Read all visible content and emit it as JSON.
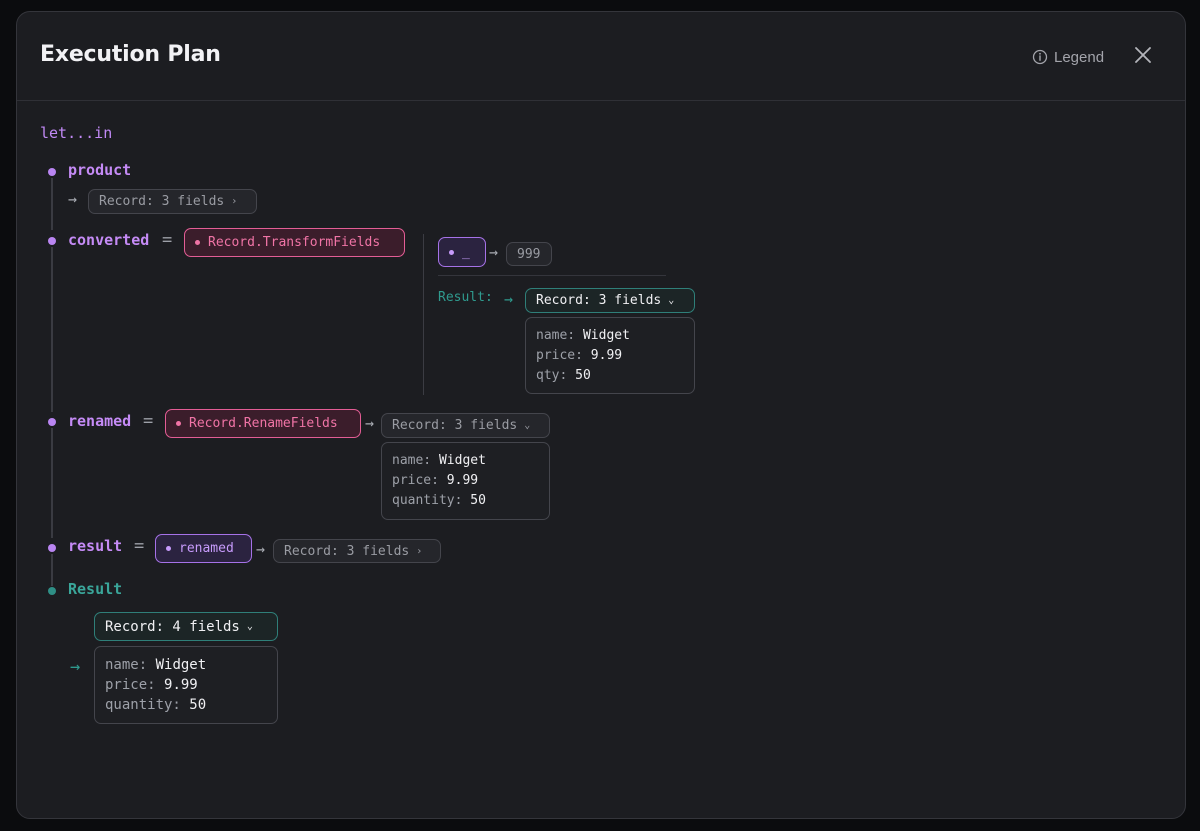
{
  "header": {
    "title": "Execution Plan",
    "legend_label": "Legend"
  },
  "plan": {
    "let_keyword": "let...in",
    "product": {
      "name": "product",
      "value": "Record: 3 fields"
    },
    "converted": {
      "name": "converted",
      "function": "Record.TransformFields",
      "lambda": "_",
      "lambda_value": "999",
      "result_label": "Result:",
      "result_value": "Record: 3 fields",
      "fields": [
        {
          "key": "name:",
          "value": "Widget"
        },
        {
          "key": "price:",
          "value": "9.99"
        },
        {
          "key": "qty:",
          "value": "50"
        }
      ]
    },
    "renamed": {
      "name": "renamed",
      "function": "Record.RenameFields",
      "result_value": "Record: 3 fields",
      "fields": [
        {
          "key": "name:",
          "value": "Widget"
        },
        {
          "key": "price:",
          "value": "9.99"
        },
        {
          "key": "quantity:",
          "value": "50"
        }
      ]
    },
    "result": {
      "name": "result",
      "reference": "renamed",
      "value": "Record: 3 fields"
    },
    "final": {
      "label": "Result",
      "value": "Record: 4 fields",
      "fields": [
        {
          "key": "name:",
          "value": "Widget"
        },
        {
          "key": "price:",
          "value": "9.99"
        },
        {
          "key": "quantity:",
          "value": "50"
        }
      ]
    }
  },
  "colors": {
    "variable": "#c58bf6",
    "function_pink": "#f074a6",
    "reference_purple": "#c79bfb",
    "result_teal": "#2f9a8e",
    "background": "#1c1d21"
  },
  "icons": {
    "legend": "info-circle-icon",
    "close": "close-icon",
    "expand": "chevron-down-icon",
    "collapsed": "chevron-right-icon"
  }
}
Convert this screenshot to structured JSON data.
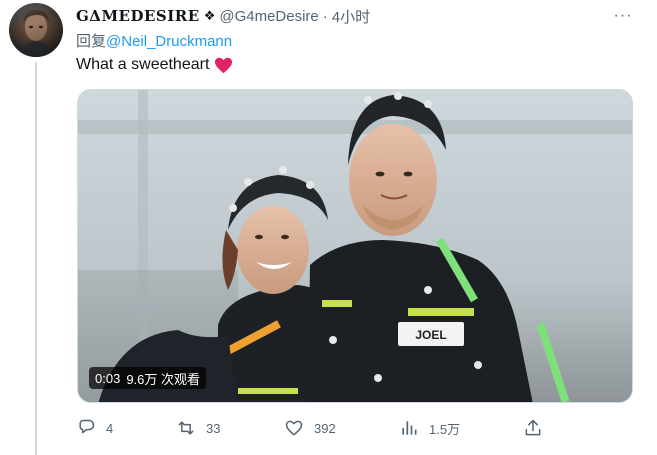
{
  "tweet": {
    "display_name": "GΔMEDESIRE",
    "name_badge": "❖",
    "handle": "@G4meDesire",
    "separator": "·",
    "time": "4小时",
    "more_label": "···",
    "reply_prefix": "回复",
    "reply_mention": "@Neil_Druckmann",
    "text": "What a sweetheart",
    "heart_color": "#e0245e",
    "accent_color": "#1d9bf0"
  },
  "video": {
    "duration": "0:03",
    "views": "9.6万 次观看",
    "badge_name": "JOEL"
  },
  "actions": {
    "replies": "4",
    "retweets": "33",
    "likes": "392",
    "views": "1.5万",
    "reply_icon": "reply-icon",
    "retweet_icon": "retweet-icon",
    "like_icon": "heart-icon",
    "views_icon": "analytics-icon",
    "share_icon": "share-icon"
  }
}
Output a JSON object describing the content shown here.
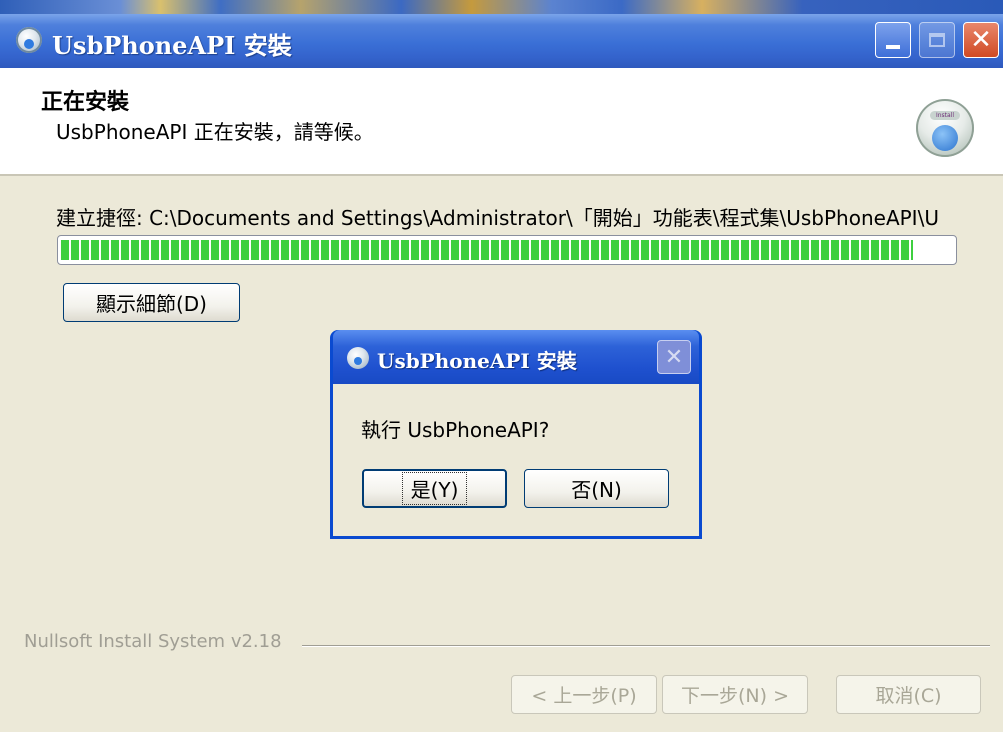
{
  "window": {
    "title": "UsbPhoneAPI 安裝",
    "controls": {
      "minimize": "minimize-icon",
      "maximize": "maximize-icon",
      "close": "✕"
    }
  },
  "header": {
    "title": "正在安裝",
    "subtitle": "UsbPhoneAPI 正在安裝，請等候。",
    "label": "Install"
  },
  "main": {
    "status_text": "建立捷徑: C:\\Documents and Settings\\Administrator\\「開始」功能表\\程式集\\UsbPhoneAPI\\U",
    "progress_fraction": 0.955,
    "details_button": "顯示細節(D)"
  },
  "footer": {
    "brand": "Nullsoft Install System v2.18",
    "back_button": "< 上一步(P)",
    "next_button": "下一步(N) >",
    "cancel_button": "取消(C)"
  },
  "dialog": {
    "title": "UsbPhoneAPI 安裝",
    "message": "執行 UsbPhoneAPI?",
    "yes_button": "是(Y)",
    "no_button": "否(N)",
    "close": "✕"
  },
  "colors": {
    "titlebar": "#3463cc",
    "progress": "#3dcf3f",
    "face": "#ece9d8"
  }
}
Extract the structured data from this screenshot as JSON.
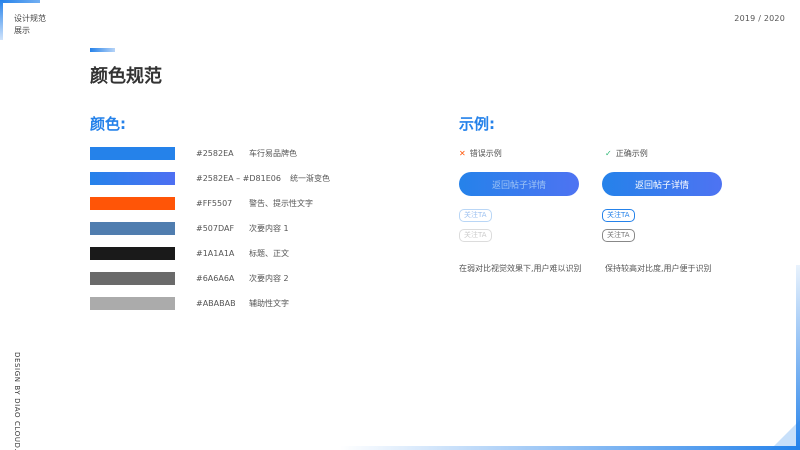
{
  "header": {
    "title_line1": "设计规范",
    "title_line2": "展示",
    "year": "2019 / 2020"
  },
  "page_title": "颜色规范",
  "colors_section": {
    "title": "颜色:",
    "items": [
      {
        "hex": "#2582EA",
        "usage": "车行易品牌色",
        "swatch": "#2582EA"
      },
      {
        "hex": "#2582EA – #D81E06",
        "usage": "统一渐变色",
        "swatch_from": "#2582EA",
        "swatch_to": "#4e6ff2"
      },
      {
        "hex": "#FF5507",
        "usage": "警告、提示性文字",
        "swatch": "#FF5507"
      },
      {
        "hex": "#507DAF",
        "usage": "次要内容 1",
        "swatch": "#507DAF"
      },
      {
        "hex": "#1A1A1A",
        "usage": "标题、正文",
        "swatch": "#1A1A1A"
      },
      {
        "hex": "#6A6A6A",
        "usage": "次要内容 2",
        "swatch": "#6A6A6A"
      },
      {
        "hex": "#ABABAB",
        "usage": "辅助性文字",
        "swatch": "#ABABAB"
      }
    ]
  },
  "examples_section": {
    "title": "示例:",
    "wrong": {
      "label": "错误示例",
      "icon": "cross-icon",
      "button_label": "返回帖子详情",
      "tag1": "关注TA",
      "tag2": "关注TA",
      "note": "在弱对比视觉效果下,用户难以识别"
    },
    "right": {
      "label": "正确示例",
      "icon": "check-icon",
      "button_label": "返回帖子详情",
      "tag1": "关注TA",
      "tag2": "关注TA",
      "note": "保持较高对比度,用户便于识别"
    }
  },
  "footer": {
    "vertical_text": "DESIGN BY DIAO CLOUD."
  },
  "theme": {
    "brand": "#2582EA",
    "warning": "#FF5507"
  }
}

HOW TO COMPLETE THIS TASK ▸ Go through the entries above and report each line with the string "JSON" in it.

WRITTEN RESPONSE ▸
Read all visible content and emit it as JSON.
Convert this screenshot to structured JSON data.
Output a JSON object describing the content shown here.
Extract the structured data from this screenshot as JSON.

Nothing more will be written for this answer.